Task item
In the data, extract each line that holds the string "letter".

Extracted entries

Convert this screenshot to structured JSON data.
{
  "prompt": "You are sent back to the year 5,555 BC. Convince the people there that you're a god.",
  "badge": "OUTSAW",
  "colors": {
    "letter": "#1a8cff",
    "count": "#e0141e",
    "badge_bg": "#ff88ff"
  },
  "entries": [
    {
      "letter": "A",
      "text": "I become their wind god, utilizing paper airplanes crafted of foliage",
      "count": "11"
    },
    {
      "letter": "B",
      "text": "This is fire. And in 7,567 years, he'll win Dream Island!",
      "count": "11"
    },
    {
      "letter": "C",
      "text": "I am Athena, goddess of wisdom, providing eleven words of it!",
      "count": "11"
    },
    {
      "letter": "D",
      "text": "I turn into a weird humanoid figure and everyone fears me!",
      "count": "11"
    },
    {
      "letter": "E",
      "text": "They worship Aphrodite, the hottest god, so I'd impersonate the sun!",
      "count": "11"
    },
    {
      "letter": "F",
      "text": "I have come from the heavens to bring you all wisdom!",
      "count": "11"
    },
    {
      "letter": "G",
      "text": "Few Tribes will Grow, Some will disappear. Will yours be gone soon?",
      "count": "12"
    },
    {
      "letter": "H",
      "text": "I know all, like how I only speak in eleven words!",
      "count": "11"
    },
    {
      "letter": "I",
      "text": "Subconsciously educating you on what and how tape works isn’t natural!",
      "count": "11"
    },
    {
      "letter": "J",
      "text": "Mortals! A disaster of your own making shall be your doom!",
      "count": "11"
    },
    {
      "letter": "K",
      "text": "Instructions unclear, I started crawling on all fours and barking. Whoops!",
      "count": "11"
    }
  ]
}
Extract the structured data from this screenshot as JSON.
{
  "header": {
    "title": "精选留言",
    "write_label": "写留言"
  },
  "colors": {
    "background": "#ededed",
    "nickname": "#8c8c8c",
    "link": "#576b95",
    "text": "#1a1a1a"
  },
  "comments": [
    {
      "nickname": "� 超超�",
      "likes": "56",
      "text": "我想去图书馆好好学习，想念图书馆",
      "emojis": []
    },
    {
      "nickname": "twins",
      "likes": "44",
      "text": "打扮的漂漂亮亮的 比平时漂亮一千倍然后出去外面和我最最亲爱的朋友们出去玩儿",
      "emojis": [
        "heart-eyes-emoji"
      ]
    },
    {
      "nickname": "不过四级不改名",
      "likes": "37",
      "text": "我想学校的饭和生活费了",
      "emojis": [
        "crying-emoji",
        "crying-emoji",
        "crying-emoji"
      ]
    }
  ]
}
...
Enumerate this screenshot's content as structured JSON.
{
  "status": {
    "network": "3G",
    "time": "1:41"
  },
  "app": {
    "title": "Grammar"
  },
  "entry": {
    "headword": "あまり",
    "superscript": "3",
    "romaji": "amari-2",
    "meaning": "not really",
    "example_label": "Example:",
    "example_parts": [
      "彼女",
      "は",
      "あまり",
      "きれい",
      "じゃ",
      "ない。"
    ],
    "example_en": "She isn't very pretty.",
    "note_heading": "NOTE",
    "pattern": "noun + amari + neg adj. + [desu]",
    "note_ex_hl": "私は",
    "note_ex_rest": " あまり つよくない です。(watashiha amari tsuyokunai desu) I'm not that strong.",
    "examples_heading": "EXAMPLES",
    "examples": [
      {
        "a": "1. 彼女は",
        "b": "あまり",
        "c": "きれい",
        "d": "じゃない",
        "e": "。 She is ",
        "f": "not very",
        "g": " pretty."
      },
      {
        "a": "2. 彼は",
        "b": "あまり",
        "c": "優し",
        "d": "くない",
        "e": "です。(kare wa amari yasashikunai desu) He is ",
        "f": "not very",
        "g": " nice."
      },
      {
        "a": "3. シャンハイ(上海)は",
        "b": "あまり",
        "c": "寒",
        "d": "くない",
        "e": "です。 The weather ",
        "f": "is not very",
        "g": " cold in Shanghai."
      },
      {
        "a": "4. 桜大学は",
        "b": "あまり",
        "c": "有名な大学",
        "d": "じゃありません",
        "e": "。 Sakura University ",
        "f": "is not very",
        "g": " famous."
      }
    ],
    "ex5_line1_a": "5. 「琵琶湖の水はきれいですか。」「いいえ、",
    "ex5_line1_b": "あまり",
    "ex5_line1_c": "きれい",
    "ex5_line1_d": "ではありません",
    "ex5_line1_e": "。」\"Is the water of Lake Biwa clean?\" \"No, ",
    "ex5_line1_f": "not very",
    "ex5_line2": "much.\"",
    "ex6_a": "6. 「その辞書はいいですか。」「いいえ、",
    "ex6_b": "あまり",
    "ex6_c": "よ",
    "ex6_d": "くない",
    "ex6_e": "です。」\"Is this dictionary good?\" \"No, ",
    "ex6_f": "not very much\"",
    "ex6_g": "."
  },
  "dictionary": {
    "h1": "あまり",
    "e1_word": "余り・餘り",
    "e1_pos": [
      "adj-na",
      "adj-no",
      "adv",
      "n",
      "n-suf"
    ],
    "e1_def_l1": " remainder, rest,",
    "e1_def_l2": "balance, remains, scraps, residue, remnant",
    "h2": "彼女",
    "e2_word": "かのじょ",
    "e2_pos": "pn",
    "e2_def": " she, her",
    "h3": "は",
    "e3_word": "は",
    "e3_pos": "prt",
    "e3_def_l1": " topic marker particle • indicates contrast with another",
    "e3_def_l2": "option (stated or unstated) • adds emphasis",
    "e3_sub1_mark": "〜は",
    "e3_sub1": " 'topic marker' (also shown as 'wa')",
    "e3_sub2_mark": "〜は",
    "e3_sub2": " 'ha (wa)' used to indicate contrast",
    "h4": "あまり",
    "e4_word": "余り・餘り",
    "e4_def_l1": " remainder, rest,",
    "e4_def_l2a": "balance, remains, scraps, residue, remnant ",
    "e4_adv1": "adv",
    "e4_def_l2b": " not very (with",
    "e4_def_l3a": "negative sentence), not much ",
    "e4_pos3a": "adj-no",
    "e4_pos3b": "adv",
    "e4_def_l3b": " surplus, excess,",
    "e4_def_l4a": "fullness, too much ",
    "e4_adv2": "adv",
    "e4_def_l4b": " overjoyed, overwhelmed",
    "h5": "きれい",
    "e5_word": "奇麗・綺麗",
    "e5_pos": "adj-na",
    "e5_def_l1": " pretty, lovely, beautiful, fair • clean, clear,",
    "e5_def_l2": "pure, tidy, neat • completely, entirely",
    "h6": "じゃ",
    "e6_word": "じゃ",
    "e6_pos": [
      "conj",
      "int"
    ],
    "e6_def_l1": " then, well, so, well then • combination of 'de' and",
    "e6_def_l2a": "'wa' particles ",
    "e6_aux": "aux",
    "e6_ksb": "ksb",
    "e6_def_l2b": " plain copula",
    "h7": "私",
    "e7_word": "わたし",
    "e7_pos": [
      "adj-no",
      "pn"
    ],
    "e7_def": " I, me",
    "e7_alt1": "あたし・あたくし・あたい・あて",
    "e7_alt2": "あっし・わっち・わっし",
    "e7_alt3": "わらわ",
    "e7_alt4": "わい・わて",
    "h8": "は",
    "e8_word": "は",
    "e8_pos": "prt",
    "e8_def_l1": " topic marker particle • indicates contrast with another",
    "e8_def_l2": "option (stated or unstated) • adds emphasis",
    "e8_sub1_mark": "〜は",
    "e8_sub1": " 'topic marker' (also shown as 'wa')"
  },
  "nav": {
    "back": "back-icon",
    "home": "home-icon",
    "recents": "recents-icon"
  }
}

Result of the exercise
    "letter": "#1a8cff",
      "letter": "A",
      "letter": "B",
      "letter": "C",
      "letter": "D",
      "letter": "E",
      "letter": "F",
      "letter": "G",
      "letter": "H",
      "letter": "I",
      "letter": "J",
      "letter": "K",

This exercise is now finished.